This tutorial will show you how to Add Web site Navigation in ASP.NET 3.5.

In this tutorial we will demonstrate how to construct a navigation system that lets users move freely between pages, especially as you change the site. We will show you how to add ASP.NET site navigation to create a centralized site map layout of the pages of your Web site.

We will create a Web site that has an example of pages and a site-map file that describes the layout of the pages, including using the TreeView controlas a navigation menu that lets users jump all around your Web site! We will use the breadcrumb, aka the SiteMapPath control to enable a user to view and move back up the site hierarchy from the current page.

To start we need to create a new Web site. Click > File > New > Web site > ASP.NET Web site > mySiteNav.aspx > Ok.

When using site navigation you need a way to describe how pages are laid out in our site. The default method is to create .xml file that includes the site hierarchy, including page titles and URLs. The structure of the .xml file will reflect the structure of your site. Each page is represented as a siteMapNode element in the site map considering the top node is the home page and the child nodes represent pages that go further into your Web site.

In order to create a site map simply Right-click the name of the Web site in the Solution Explorer and click > Add New Item > Site Map > Add. Leave the default name associated with the site map.
**Important that the file of the site map is named Web.sitemap and appears in the root of the Web site.
Add the following code, overwriting the default contents:

The Web.sitemap file contains a set of siteMapNode elements that are nested to three levels. The structure of each element is the same just in a different location within the XML hierarchy. Save then Close.

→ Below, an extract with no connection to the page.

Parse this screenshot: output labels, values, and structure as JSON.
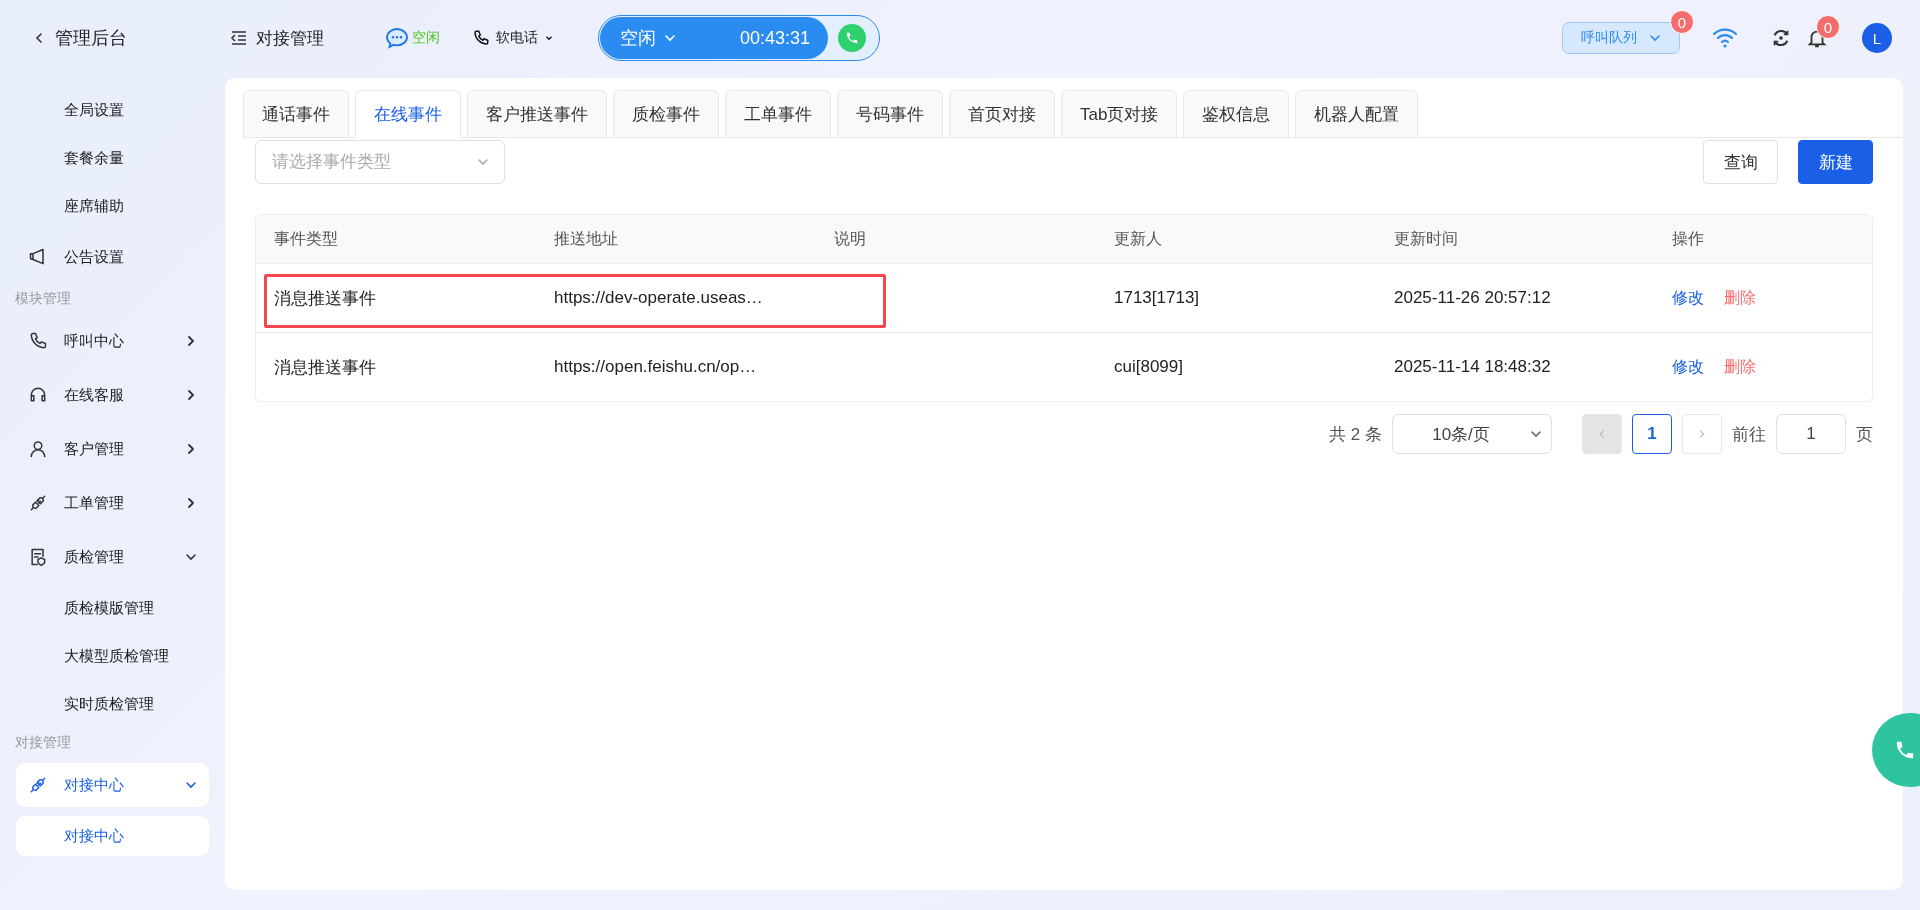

Now we need to create some pages to navigate to and from. We will create a couple pages that were described in the site map. Navigate to the Solution Explorer, Right-click on the name of the site and click > Add New Item > Web Form > and name it Home.aspx and then click > Add. Switch to Design View and type in Home and make the Heading of the Home.aspx page format to . Do the same for the other seven pages listed in the XML file.

Now that we have a site map and some pages we can create a Navigation Menu using the TreeView control. To add a tree-style navigation menu open the Home.aspx and from the Toolbox, drag over a SiteMapDataSource control onto the page. This control retrieves its information from the Web.sitemap file that you created. Now from the Navigation group in the Toolbox, drag a TreeView control onto the page.

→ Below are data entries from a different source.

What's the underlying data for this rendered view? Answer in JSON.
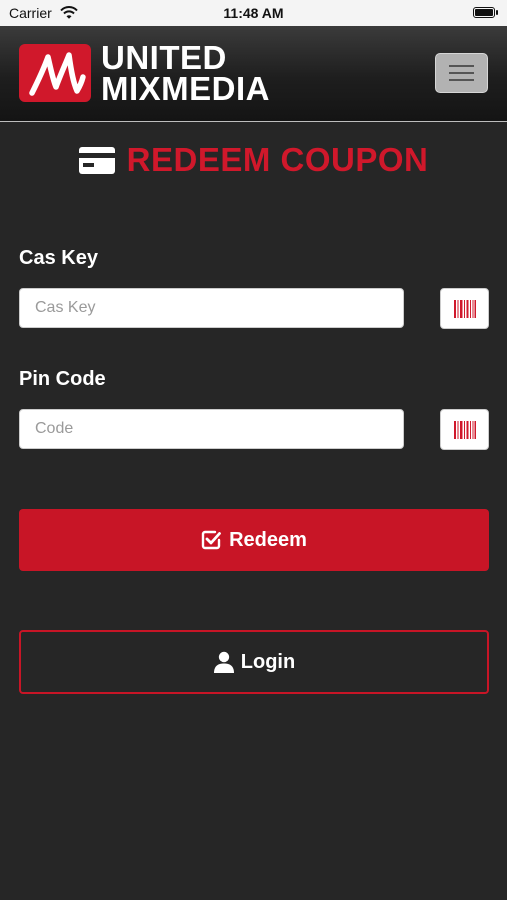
{
  "status_bar": {
    "carrier": "Carrier",
    "time": "11:48 AM"
  },
  "header": {
    "logo_line1": "UNITED",
    "logo_line2": "MIXMEDIA"
  },
  "page": {
    "title": "REDEEM COUPON"
  },
  "form": {
    "cas_key": {
      "label": "Cas Key",
      "placeholder": "Cas Key",
      "value": ""
    },
    "pin_code": {
      "label": "Pin Code",
      "placeholder": "Code",
      "value": ""
    }
  },
  "buttons": {
    "redeem": "Redeem",
    "login": "Login"
  },
  "colors": {
    "brand_red": "#c81526",
    "background": "#262626"
  }
}
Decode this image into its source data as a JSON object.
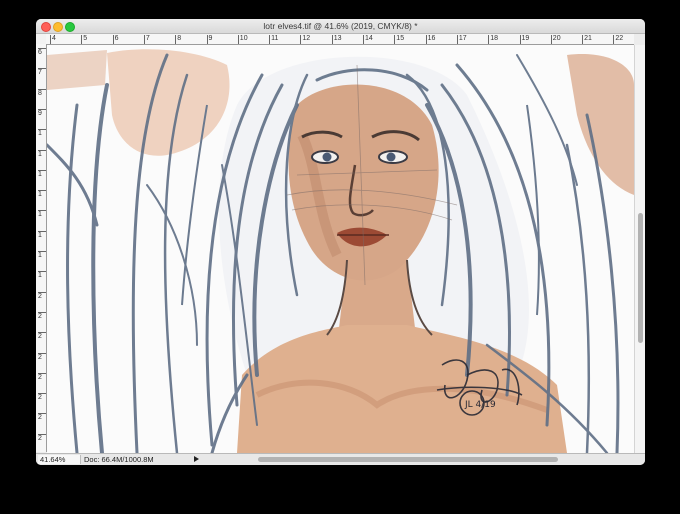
{
  "window": {
    "title": "lotr elves4.tif @ 41.6% (2019, CMYK/8) *"
  },
  "ruler_top": [
    "4",
    "5",
    "6",
    "7",
    "8",
    "9",
    "10",
    "11",
    "12",
    "13",
    "14",
    "15",
    "16",
    "17",
    "18",
    "19",
    "20",
    "21",
    "22",
    "23"
  ],
  "ruler_left": [
    "6",
    "7",
    "8",
    "9",
    "1",
    "1",
    "1",
    "1",
    "1",
    "1",
    "1",
    "1",
    "2",
    "2",
    "2",
    "2",
    "2",
    "2",
    "2",
    "2"
  ],
  "status": {
    "zoom": "41.64%",
    "doc": "Doc: 66.4M/1000.8M"
  },
  "artwork": {
    "signature": "JL 4/19"
  },
  "colors": {
    "skin": "#d9a98a",
    "skin_shadow": "#b77f62",
    "hair_line": "#5f6f86",
    "lips": "#9c4a34"
  }
}
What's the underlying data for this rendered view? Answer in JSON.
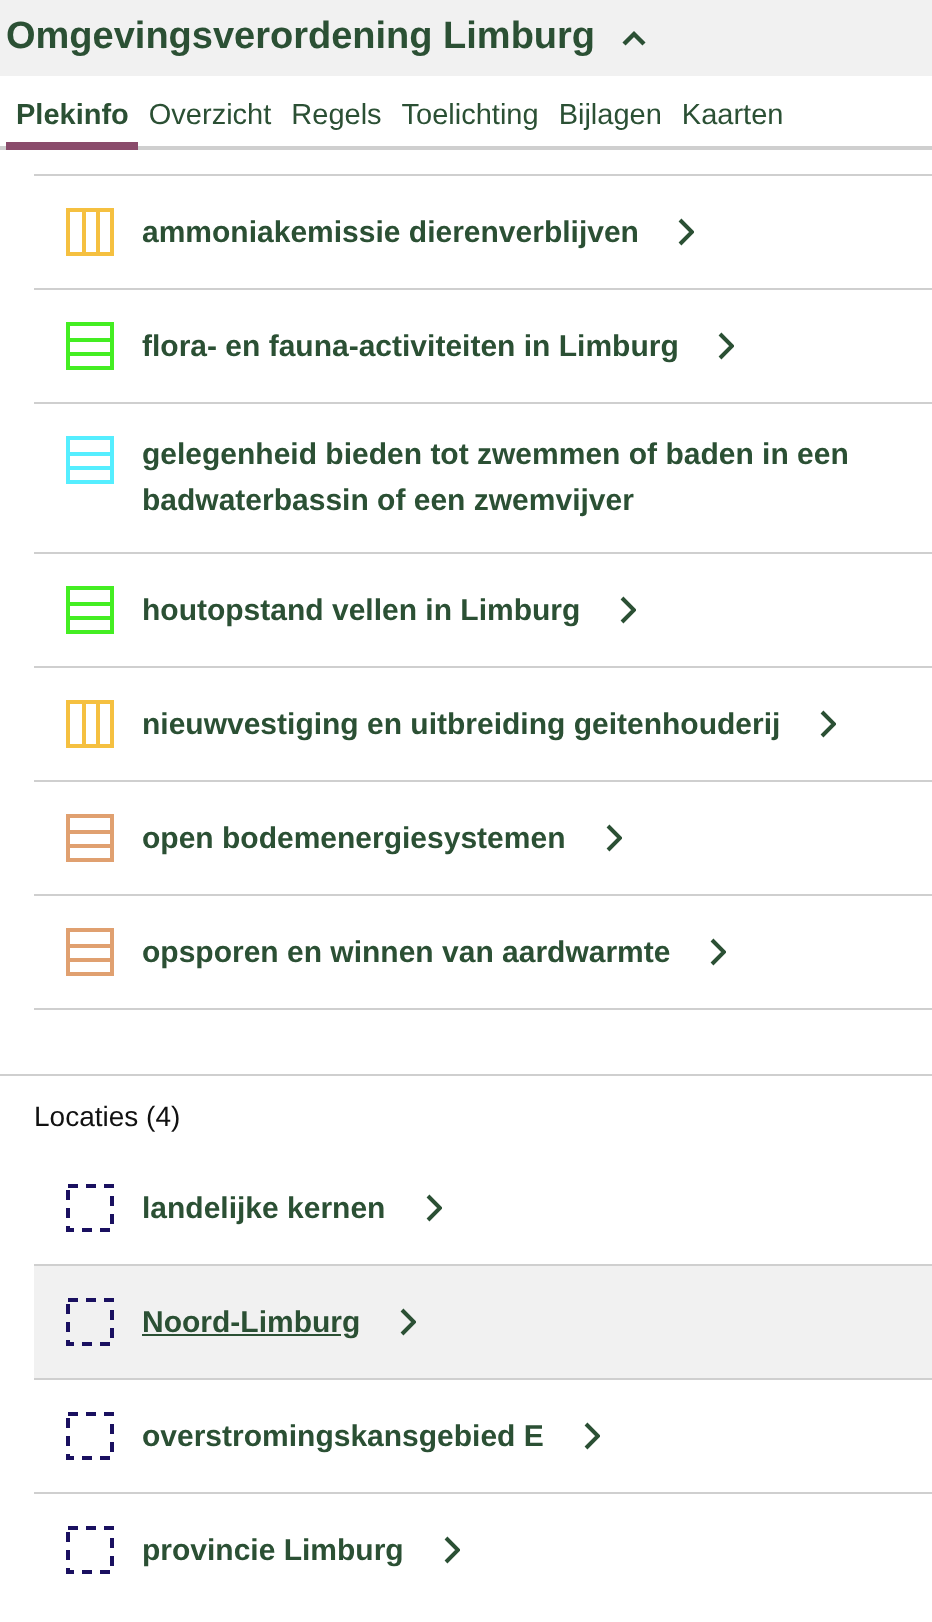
{
  "header": {
    "title": "Omgevingsverordening Limburg",
    "expanded": true
  },
  "tabs": [
    {
      "label": "Plekinfo",
      "selected": true
    },
    {
      "label": "Overzicht",
      "selected": false
    },
    {
      "label": "Regels",
      "selected": false
    },
    {
      "label": "Toelichting",
      "selected": false
    },
    {
      "label": "Bijlagen",
      "selected": false
    },
    {
      "label": "Kaarten",
      "selected": false
    }
  ],
  "activities": [
    {
      "label": "ammoniakemissie dierenverblijven",
      "kind": "vertical",
      "color": "#f5c040",
      "chevron": true
    },
    {
      "label": "flora- en fauna-activiteiten in Limburg",
      "kind": "horizontal",
      "color": "#44ee22",
      "chevron": true
    },
    {
      "label": "gelegenheid bieden tot zwemmen of baden in een badwaterbassin of een zwemvijver",
      "kind": "horizontal",
      "color": "#55eeff",
      "chevron": false
    },
    {
      "label": "houtopstand vellen in Limburg",
      "kind": "horizontal",
      "color": "#44ee22",
      "chevron": true
    },
    {
      "label": "nieuwvestiging en uitbreiding geitenhouderij",
      "kind": "vertical",
      "color": "#f5c040",
      "chevron": true
    },
    {
      "label": "open bodemenergiesystemen",
      "kind": "horizontal",
      "color": "#e0a070",
      "chevron": true
    },
    {
      "label": "opsporen en winnen van aardwarmte",
      "kind": "horizontal",
      "color": "#e0a070",
      "chevron": true
    }
  ],
  "locations": {
    "heading": "Locaties (4)",
    "items": [
      {
        "label": "landelijke kernen",
        "selected": false
      },
      {
        "label": "Noord-Limburg",
        "selected": true
      },
      {
        "label": "overstromingskansgebied E",
        "selected": false
      },
      {
        "label": "provincie Limburg",
        "selected": false
      }
    ]
  }
}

From the Navigation Group in the Toolbox, drag TreeView on to the page and locate the Tasks menu, then Choose Data Source and click > SiteMapDataSource1. Save the page. You can test this navigation system now:

Now the only problem with the website is that the navigation menu appears only on the Home.aspx. We will fix that soon.
In order to display the navigation history when using the TreeView control we need to add a SiteMapPath control that can automatically implement page navigation. This is also known as a breadcrumb.
To display the navigation history open the Cars.aspx page and switch to the Design View. From the Navigation group in the ToolBox, drag a SiteMapPath control onto the page. Repeat this for every page that you created.

Now we will create a navigation Menu using the Menu Control. To start we first need to open Auto.aspx and switch to Design view. Then from the Navigation group in the Toolbox, drag a Menu control onto the page. Then on the Menu Tasks menu, Choose Data Source box, click NewDataSource. Then configure the Data Source by clicking Site Map > Ok.

Save and Run for a Test. Now the Menu Control only appears on the Auto.aspx page. We could either add the Menu Control to every page or configure site Navigation with adding Master Pages.
To start, in the Solution Explorer, Right-click the name of the Web site, then click > Add New Item > Master Page and then name it Nav.master and click > Add. Then switch to Design View. The Master Page should appear with a default ContentPlaceHolder control.

Now insert a blank line in front on the ContentPlaceHolder. To do this simply select the ContentPlaceHolder control and press LEFT ARROW then ENTER.
Then from the Toolbox, drag a SiteMapDataSource control onto the master page and position it above the ContentplaceHolder. Now we need to insert a blank line under the SiteMapDataSource. To do this click the SiteMapDataSource control, press RIGHT ARROW and then ENTER.

After locate the table Menu in the Top Menu of Visual Studio and select Table > Insert Table > for demonstrating purposes adjust the rows to 1 and the columns to 2 with width being 100 percent. Now drag from the Navigation group of the Toolbox, a TreeView control to the left of the table. Then from the TreeView Tasks Menu > Choose Data Source box > click SiteMapDataSource1.
From the same Navigation group in the Toolbox, drag a SiteMapPath control onto the right cell of the table. Press SHIFT + ENTER and drag the ContentPlaceHolder control onto the right cell of the table and position it under the SiteMapPath control. When you are complete it should resemble this:

Now in order to use the Master page you will have to re-create the Home, Auto, Trucks, etc.. as content pages. This is because when you are using a master page, you create the pages in your site as content pages. The content pages use Content controls to define the text and controls that are displayed in the ContentPlaceHolder control of the master page. This can be done fairly easy. Delete all the pages that you created except for the Master Page and re-create them this time remembering to select the Select Master Page checkbox:

Download Source Files